Here is how its founders define it in one of its key texts.
You may not have heard about Prop 12, the latest crackpot measure approved by voters in California, given the wild fires and mass shooting dominating the news from the Golden State.
But you will before long. Check out the rapid response to the latest ballot measure backed by California’s cage-free caucus on the Farm Journal website.
California consumers will likely experience an unnecessary increase in food prices and a decrease in consumer options now that Proposition 12, a ballot measure that requires more housing space for certain hens, breeding pigs and calves raised for veal, has passed in their state, says Jim Monroe, senior director of public relations with the National Pork Producers Council.
Out-of-state producers will also need to meet the new “cage-free” production standards to sell their goods in the Golden State, which has a population of 39.5 million people. These state mandates – without any scientific justification or benefit to the states or its citizens – are dictating how producers in other states raise their animals.
Minnesota farmers are already bracing for the ripple effect from Prop 12. Minnesota Farm Living columnist Wanda Patsche points out that the measure will immediately undercut her family’s ability to make a living halfway across the country.
Proposition 12 restricts how livestock animals are raised. It not only restricts California farmers, but also the entire U.S. farming population. Right now, when Proposition 12 is enacted, Californians are not able to purchase pork that comes from my farm. The biggest issue is the banning of gestation stalls. Check out “Why We Use Gestation Stalls” if you are wondering why they are used.
The usual suspects supported the whacky regulations to micromanage modern agriculture.

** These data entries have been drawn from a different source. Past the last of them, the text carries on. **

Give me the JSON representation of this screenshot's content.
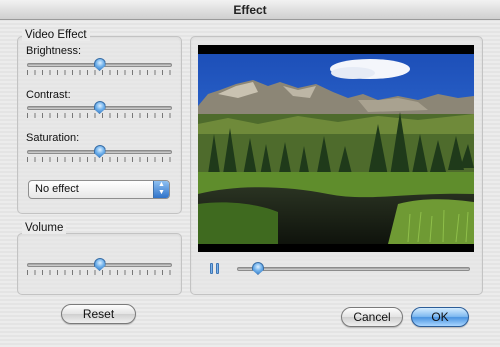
{
  "window": {
    "title": "Effect"
  },
  "video_effect": {
    "title": "Video Effect",
    "brightness": {
      "label": "Brightness:",
      "value": 0.5
    },
    "contrast": {
      "label": "Contrast:",
      "value": 0.5
    },
    "saturation": {
      "label": "Saturation:",
      "value": 0.5
    },
    "effect_select": {
      "selected": "No effect"
    }
  },
  "volume": {
    "title": "Volume",
    "value": 0.5
  },
  "player": {
    "progress": 0.09
  },
  "buttons": {
    "reset": "Reset",
    "cancel": "Cancel",
    "ok": "OK"
  },
  "colors": {
    "accent": "#4a93e0",
    "thumb": "#6fb1ec"
  }
}
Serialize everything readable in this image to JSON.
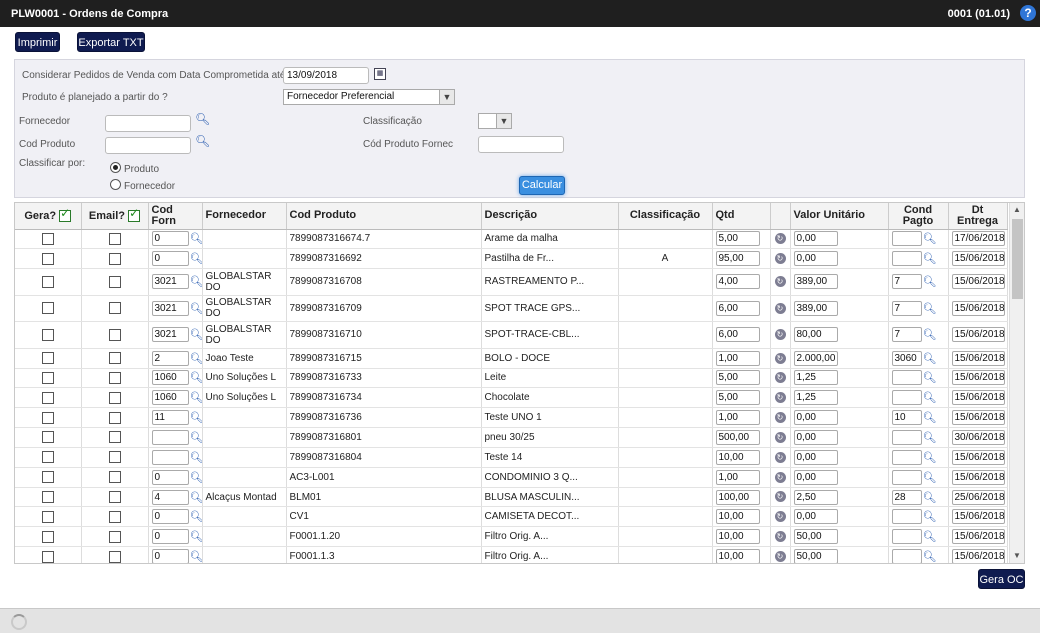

The measure is endorsed by the Humane Society, the American Society for the Prevention of Cruelty to Animals, the Sierra Club, the California Democratic Party, the United Farm Workers, the Center for Food Safety, and a variety of veterinarians and religious organizations.

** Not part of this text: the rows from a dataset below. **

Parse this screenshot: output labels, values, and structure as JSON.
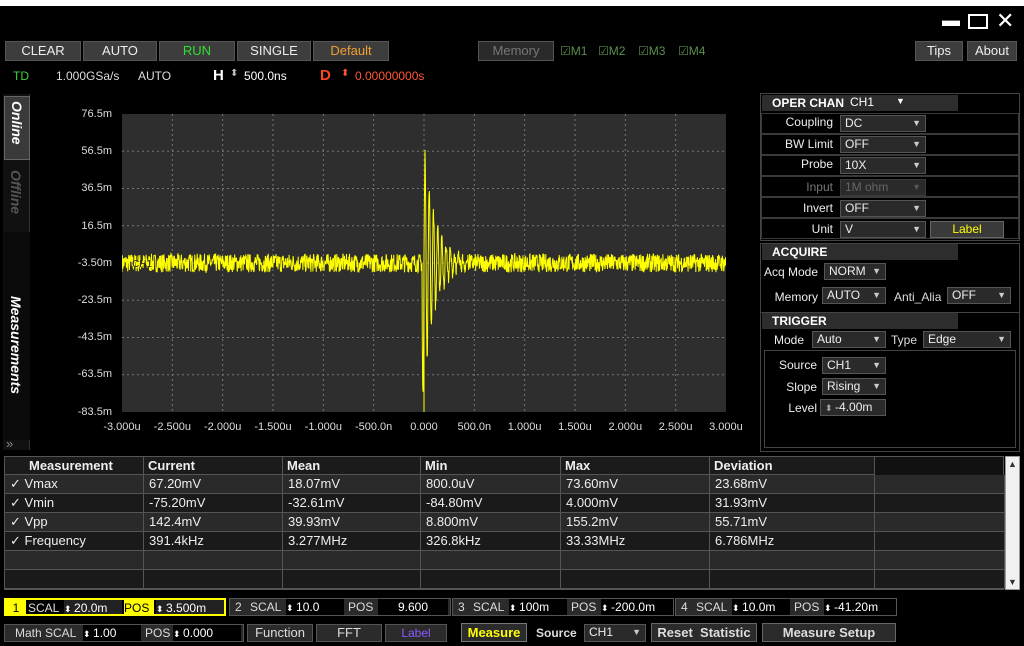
{
  "toolbar": {
    "clear": "CLEAR",
    "auto": "AUTO",
    "run": "RUN",
    "single": "SINGLE",
    "default": "Default",
    "memory": "Memory",
    "m1": "M1",
    "m2": "M2",
    "m3": "M3",
    "m4": "M4",
    "tips": "Tips",
    "about": "About"
  },
  "status": {
    "td": "TD",
    "sample_rate": "1.000GSa/s",
    "mode": "AUTO",
    "h_label": "H",
    "h_value": "500.0ns",
    "d_label": "D",
    "d_value": "0.00000000s"
  },
  "side_tabs": {
    "online": "Online",
    "offline": "Offline",
    "measurements": "Measurements"
  },
  "chart_data": {
    "type": "line",
    "y_ticks": [
      "76.5m",
      "56.5m",
      "36.5m",
      "16.5m",
      "-3.50m",
      "-23.5m",
      "-43.5m",
      "-63.5m",
      "-83.5m"
    ],
    "x_ticks": [
      "-3.000u",
      "-2.500u",
      "-2.000u",
      "-1.500u",
      "-1.000u",
      "-500.0n",
      "0.000",
      "500.0n",
      "1.000u",
      "1.500u",
      "2.000u",
      "2.500u",
      "3.000u"
    ],
    "ylim": [
      -83.5,
      76.5
    ],
    "xlim": [
      -3.0,
      3.0
    ],
    "channel_marker": "CH1",
    "trace_color": "#ffff00",
    "grid": true
  },
  "channel_panel": {
    "oper_chan_label": "OPER CHAN",
    "oper_chan_value": "CH1",
    "coupling_label": "Coupling",
    "coupling": "DC",
    "bw_label": "BW Limit",
    "bw": "OFF",
    "probe_label": "Probe",
    "probe": "10X",
    "input_label": "Input",
    "input": "1M ohm",
    "invert_label": "Invert",
    "invert": "OFF",
    "unit_label": "Unit",
    "unit": "V",
    "label_btn": "Label"
  },
  "acquire": {
    "title": "ACQUIRE",
    "acq_mode_label": "Acq Mode",
    "acq_mode": "NORM",
    "memory_label": "Memory",
    "memory": "AUTO",
    "anti_alia_label": "Anti_Alia",
    "anti_alia": "OFF"
  },
  "trigger": {
    "title": "TRIGGER",
    "mode_label": "Mode",
    "mode": "Auto",
    "type_label": "Type",
    "type": "Edge",
    "source_label": "Source",
    "source": "CH1",
    "slope_label": "Slope",
    "slope": "Rising",
    "level_label": "Level",
    "level": "-4.00m"
  },
  "measure_table": {
    "headers": [
      "Measurement",
      "Current",
      "Mean",
      "Min",
      "Max",
      "Deviation"
    ],
    "rows": [
      [
        "Vmax",
        "67.20mV",
        "18.07mV",
        "800.0uV",
        "73.60mV",
        "23.68mV"
      ],
      [
        "Vmin",
        "-75.20mV",
        "-32.61mV",
        "-84.80mV",
        "4.000mV",
        "31.93mV"
      ],
      [
        "Vpp",
        "142.4mV",
        "39.93mV",
        "8.800mV",
        "155.2mV",
        "55.71mV"
      ],
      [
        "Frequency",
        "391.4kHz",
        "3.277MHz",
        "326.8kHz",
        "33.33MHz",
        "6.786MHz"
      ]
    ]
  },
  "bottom": {
    "scal": "SCAL",
    "pos": "POS",
    "ch1": {
      "n": "1",
      "scal": "20.0m",
      "pos": "3.500m"
    },
    "ch2": {
      "n": "2",
      "scal": "10.0",
      "pos": "9.600"
    },
    "ch3": {
      "n": "3",
      "scal": "100m",
      "pos": "-200.0m"
    },
    "ch4": {
      "n": "4",
      "scal": "10.0m",
      "pos": "-41.20m"
    },
    "math_scal_label": "Math SCAL",
    "math_scal": "1.00",
    "math_pos_label": "POS",
    "math_pos": "0.000",
    "function": "Function",
    "fft": "FFT",
    "label": "Label",
    "measure": "Measure",
    "source_label": "Source",
    "source": "CH1",
    "reset_statistic": "Reset  Statistic",
    "measure_setup": "Measure Setup"
  }
}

If passed by a simple majority, the law would require 43 square feet of space for each calf raised for veal by 2020, 24 square feet for each breeding pig by 2022 and one square foot per hen by 2020, with all egg-laying hens required to be cage-free by 2022 — in other words, allowed to roam around a barn or large coop.
The constitutionality of Prop 12 will likely be challenged in federal court and taken up by Congress.
[ProFarmer reporter Jim] Wiesemeyer says the House farm bill, which is in conference with the Senate, includes an amendment from Rep. Steve King (R-Iowa) that would require states to permit the sale of any agricultural product that is not prohibited under federal law.
A decision on the Supreme Court taking up this case is pending,” Monroe says. “Not only do these state regulations violate the Constitution, but they are also bad for consumers…especially low-income families.”
Meantime, Wanda Patsche asks a question that would probably go right over the heads of Prop 12’s supporters.
Here’s the part I just don’t understand. Why was this put on a ballot? With no offense, what do people in Los Angeles know about midwest farming practices? It would be like me voting on whether a medical doctor should use a certain medical procedure. I don’t want to make that decision. I am not qualified to make that decision. That is why we have doctors and why they have the education/training they do. Farming should be no different. Make no bones about it, the end result will be higher food prices in the state of California. And, yes, there is a population base that will probably not even notice–those that have plenty of exposable money. Those that will suffer will be the low-income people. And my heart goes out to those people – the people no one listens to.